* **Prompt**:
Copy the data that follows exactly. Include no pictures.

------ Task input ------

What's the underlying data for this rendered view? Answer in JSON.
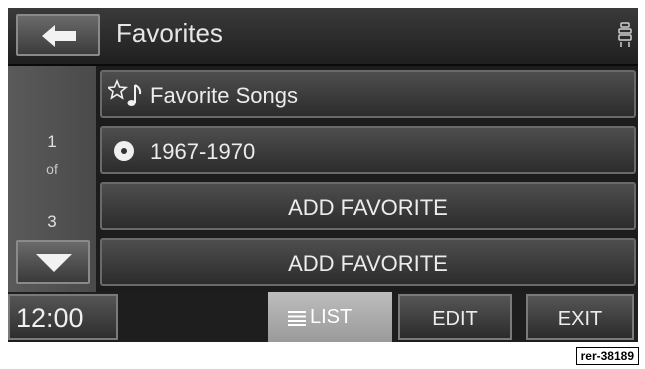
{
  "header": {
    "title": "Favorites",
    "back_icon": "left-arrow-icon",
    "nav_icon": "vehicle-seat-icon"
  },
  "pager": {
    "current": "1",
    "of_label": "of",
    "total": "3",
    "down_icon": "down-triangle-icon"
  },
  "rows": [
    {
      "label": "Favorite Songs",
      "icon": "star-music-note-icon"
    },
    {
      "label": "1967-1970",
      "icon": "disc-icon"
    },
    {
      "label": "ADD FAVORITE"
    },
    {
      "label": "ADD FAVORITE"
    }
  ],
  "bottom_bar": {
    "clock": "12:00",
    "list_label": "LIST",
    "list_icon": "list-icon",
    "edit_label": "EDIT",
    "exit_label": "EXIT"
  },
  "ref_code": "rer-38189"
}
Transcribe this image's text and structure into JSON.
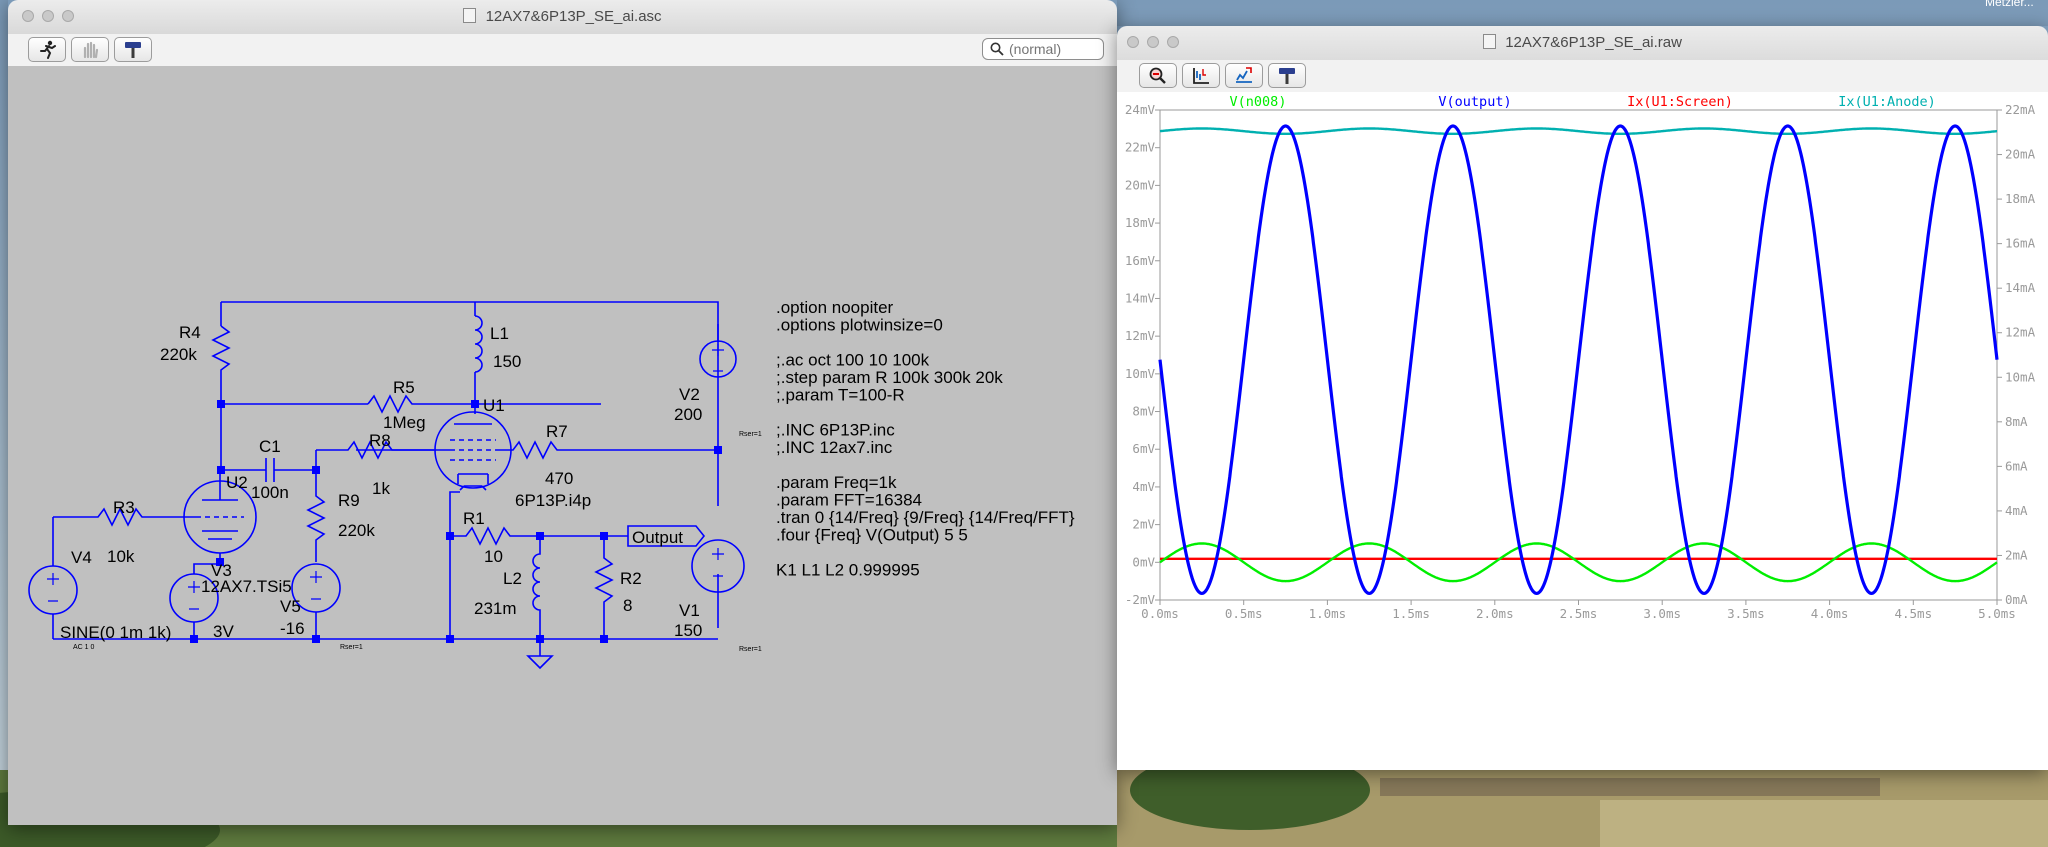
{
  "schematic_window": {
    "title": "12AX7&6P13P_SE_ai.asc",
    "search_placeholder": "(normal)",
    "toolbar": [
      {
        "name": "run-icon"
      },
      {
        "name": "halt-icon"
      },
      {
        "name": "hammer-icon"
      }
    ],
    "components": {
      "R4": {
        "ref": "R4",
        "value": "220k"
      },
      "L1": {
        "ref": "L1",
        "value": "150"
      },
      "R5": {
        "ref": "R5",
        "value": "1Meg"
      },
      "U1": {
        "ref": "U1",
        "model": "6P13P.i4p"
      },
      "C1": {
        "ref": "C1",
        "value": "100n"
      },
      "R8": {
        "ref": "R8",
        "value": "1k"
      },
      "R7": {
        "ref": "R7",
        "value": "470"
      },
      "U2": {
        "ref": "U2",
        "model": "12AX7.TSi5"
      },
      "R3": {
        "ref": "R3",
        "value": "10k"
      },
      "R9": {
        "ref": "R9",
        "value": "220k"
      },
      "R1": {
        "ref": "R1",
        "value": "10"
      },
      "L2": {
        "ref": "L2",
        "value": "231m"
      },
      "R2": {
        "ref": "R2",
        "value": "8"
      },
      "V2": {
        "ref": "V2",
        "value": "200"
      },
      "V1": {
        "ref": "V1",
        "value": "150"
      },
      "V3": {
        "ref": "V3",
        "value": "3V"
      },
      "V4": {
        "ref": "V4",
        "value": "SINE(0 1m 1k)",
        "ac": "AC 1 0"
      },
      "V5": {
        "ref": "V5",
        "value": "-16"
      }
    },
    "rser_labels": [
      "Rser=1",
      "Rser=1",
      "Rser=1"
    ],
    "net_label": "Output",
    "directives": [
      ".option noopiter",
      ".options plotwinsize=0",
      "",
      ";.ac oct 100 10 100k",
      ";.step param R 100k 300k 20k",
      ";.param T=100-R",
      "",
      ";.INC 6P13P.inc",
      ";.INC 12ax7.inc",
      "",
      ".param Freq=1k",
      ".param FFT=16384",
      ".tran 0 {14/Freq} {9/Freq} {14/Freq/FFT}",
      ".four {Freq} V(Output) 5 5",
      "",
      "K1 L1 L2 0.999995"
    ]
  },
  "plot_window": {
    "title": "12AX7&6P13P_SE_ai.raw",
    "toolbar": [
      {
        "name": "zoom-icon"
      },
      {
        "name": "autorange-icon"
      },
      {
        "name": "export-icon"
      },
      {
        "name": "hammer-icon"
      }
    ]
  },
  "desktop": {
    "corner_text": "Metzler..."
  },
  "chart_data": {
    "type": "line",
    "xlabel": "",
    "xlim": [
      0,
      5
    ],
    "x_unit": "ms",
    "x_ticks": [
      "0.0ms",
      "0.5ms",
      "1.0ms",
      "1.5ms",
      "2.0ms",
      "2.5ms",
      "3.0ms",
      "3.5ms",
      "4.0ms",
      "4.5ms",
      "5.0ms"
    ],
    "ylim_left": [
      -2,
      24
    ],
    "y_ticks_left": [
      "-2mV",
      "0mV",
      "2mV",
      "4mV",
      "6mV",
      "8mV",
      "10mV",
      "12mV",
      "14mV",
      "16mV",
      "18mV",
      "20mV",
      "22mV",
      "24mV"
    ],
    "ylim_right": [
      0,
      22
    ],
    "y_ticks_right": [
      "0mA",
      "2mA",
      "4mA",
      "6mA",
      "8mA",
      "10mA",
      "12mA",
      "14mA",
      "16mA",
      "18mA",
      "20mA",
      "22mA"
    ],
    "series": [
      {
        "name": "V(n008)",
        "color": "#00ee00",
        "axis": "left",
        "shape": "sine",
        "offset": 0,
        "amplitude": 1.0,
        "freq_khz": 1,
        "peak_at_ms": 0.25
      },
      {
        "name": "V(output)",
        "color": "#0000ff",
        "axis": "left",
        "shape": "sine",
        "offset": 10.75,
        "amplitude": 12.4,
        "freq_khz": 1,
        "peak_at_ms": 0.75
      },
      {
        "name": "Ix(U1:Screen)",
        "color": "#ff0000",
        "axis": "right",
        "shape": "flat",
        "offset": 1.85,
        "amplitude": 0,
        "freq_khz": 1,
        "peak_at_ms": 0
      },
      {
        "name": "Ix(U1:Anode)",
        "color": "#00b0b0",
        "axis": "right",
        "shape": "sine",
        "offset": 21.05,
        "amplitude": 0.12,
        "freq_khz": 1,
        "peak_at_ms": 0.25
      }
    ]
  }
}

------

* **Exercise solution**:
What's the underlying data for this rendered view? Answer in JSON.
{
  "header": {
    "title": "Favorites",
    "back_icon": "left-arrow-icon",
    "nav_icon": "vehicle-seat-icon"
  },
  "pager": {
    "current": "1",
    "of_label": "of",
    "total": "3",
    "down_icon": "down-triangle-icon"
  },
  "rows": [
    {
      "label": "Favorite Songs",
      "icon": "star-music-note-icon"
    },
    {
      "label": "1967-1970",
      "icon": "disc-icon"
    },
    {
      "label": "ADD FAVORITE"
    },
    {
      "label": "ADD FAVORITE"
    }
  ],
  "bottom_bar": {
    "clock": "12:00",
    "list_label": "LIST",
    "list_icon": "list-icon",
    "edit_label": "EDIT",
    "exit_label": "EXIT"
  },
  "ref_code": "rer-38189"
}
Transcribe this image's text and structure into JSON.
{
  "schematic_window": {
    "title": "12AX7&6P13P_SE_ai.asc",
    "search_placeholder": "(normal)",
    "toolbar": [
      {
        "name": "run-icon"
      },
      {
        "name": "halt-icon"
      },
      {
        "name": "hammer-icon"
      }
    ],
    "components": {
      "R4": {
        "ref": "R4",
        "value": "220k"
      },
      "L1": {
        "ref": "L1",
        "value": "150"
      },
      "R5": {
        "ref": "R5",
        "value": "1Meg"
      },
      "U1": {
        "ref": "U1",
        "model": "6P13P.i4p"
      },
      "C1": {
        "ref": "C1",
        "value": "100n"
      },
      "R8": {
        "ref": "R8",
        "value": "1k"
      },
      "R7": {
        "ref": "R7",
        "value": "470"
      },
      "U2": {
        "ref": "U2",
        "model": "12AX7.TSi5"
      },
      "R3": {
        "ref": "R3",
        "value": "10k"
      },
      "R9": {
        "ref": "R9",
        "value": "220k"
      },
      "R1": {
        "ref": "R1",
        "value": "10"
      },
      "L2": {
        "ref": "L2",
        "value": "231m"
      },
      "R2": {
        "ref": "R2",
        "value": "8"
      },
      "V2": {
        "ref": "V2",
        "value": "200"
      },
      "V1": {
        "ref": "V1",
        "value": "150"
      },
      "V3": {
        "ref": "V3",
        "value": "3V"
      },
      "V4": {
        "ref": "V4",
        "value": "SINE(0 1m 1k)",
        "ac": "AC 1 0"
      },
      "V5": {
        "ref": "V5",
        "value": "-16"
      }
    },
    "rser_labels": [
      "Rser=1",
      "Rser=1",
      "Rser=1"
    ],
    "net_label": "Output",
    "directives": [
      ".option noopiter",
      ".options plotwinsize=0",
      "",
      ";.ac oct 100 10 100k",
      ";.step param R 100k 300k 20k",
      ";.param T=100-R",
      "",
      ";.INC 6P13P.inc",
      ";.INC 12ax7.inc",
      "",
      ".param Freq=1k",
      ".param FFT=16384",
      ".tran 0 {14/Freq} {9/Freq} {14/Freq/FFT}",
      ".four {Freq} V(Output) 5 5",
      "",
      "K1 L1 L2 0.999995"
    ]
  },
  "plot_window": {
    "title": "12AX7&6P13P_SE_ai.raw",
    "toolbar": [
      {
        "name": "zoom-icon"
      },
      {
        "name": "autorange-icon"
      },
      {
        "name": "export-icon"
      },
      {
        "name": "hammer-icon"
      }
    ]
  },
  "desktop": {
    "corner_text": "Metzler..."
  },
  "chart_data": {
    "type": "line",
    "xlabel": "",
    "xlim": [
      0,
      5
    ],
    "x_unit": "ms",
    "x_ticks": [
      "0.0ms",
      "0.5ms",
      "1.0ms",
      "1.5ms",
      "2.0ms",
      "2.5ms",
      "3.0ms",
      "3.5ms",
      "4.0ms",
      "4.5ms",
      "5.0ms"
    ],
    "ylim_left": [
      -2,
      24
    ],
    "y_ticks_left": [
      "-2mV",
      "0mV",
      "2mV",
      "4mV",
      "6mV",
      "8mV",
      "10mV",
      "12mV",
      "14mV",
      "16mV",
      "18mV",
      "20mV",
      "22mV",
      "24mV"
    ],
    "ylim_right": [
      0,
      22
    ],
    "y_ticks_right": [
      "0mA",
      "2mA",
      "4mA",
      "6mA",
      "8mA",
      "10mA",
      "12mA",
      "14mA",
      "16mA",
      "18mA",
      "20mA",
      "22mA"
    ],
    "series": [
      {
        "name": "V(n008)",
        "color": "#00ee00",
        "axis": "left",
        "shape": "sine",
        "offset": 0,
        "amplitude": 1.0,
        "freq_khz": 1,
        "peak_at_ms": 0.25
      },
      {
        "name": "V(output)",
        "color": "#0000ff",
        "axis": "left",
        "shape": "sine",
        "offset": 10.75,
        "amplitude": 12.4,
        "freq_khz": 1,
        "peak_at_ms": 0.75
      },
      {
        "name": "Ix(U1:Screen)",
        "color": "#ff0000",
        "axis": "right",
        "shape": "flat",
        "offset": 1.85,
        "amplitude": 0,
        "freq_khz": 1,
        "peak_at_ms": 0
      },
      {
        "name": "Ix(U1:Anode)",
        "color": "#00b0b0",
        "axis": "right",
        "shape": "sine",
        "offset": 21.05,
        "amplitude": 0.12,
        "freq_khz": 1,
        "peak_at_ms": 0.25
      }
    ]
  }
}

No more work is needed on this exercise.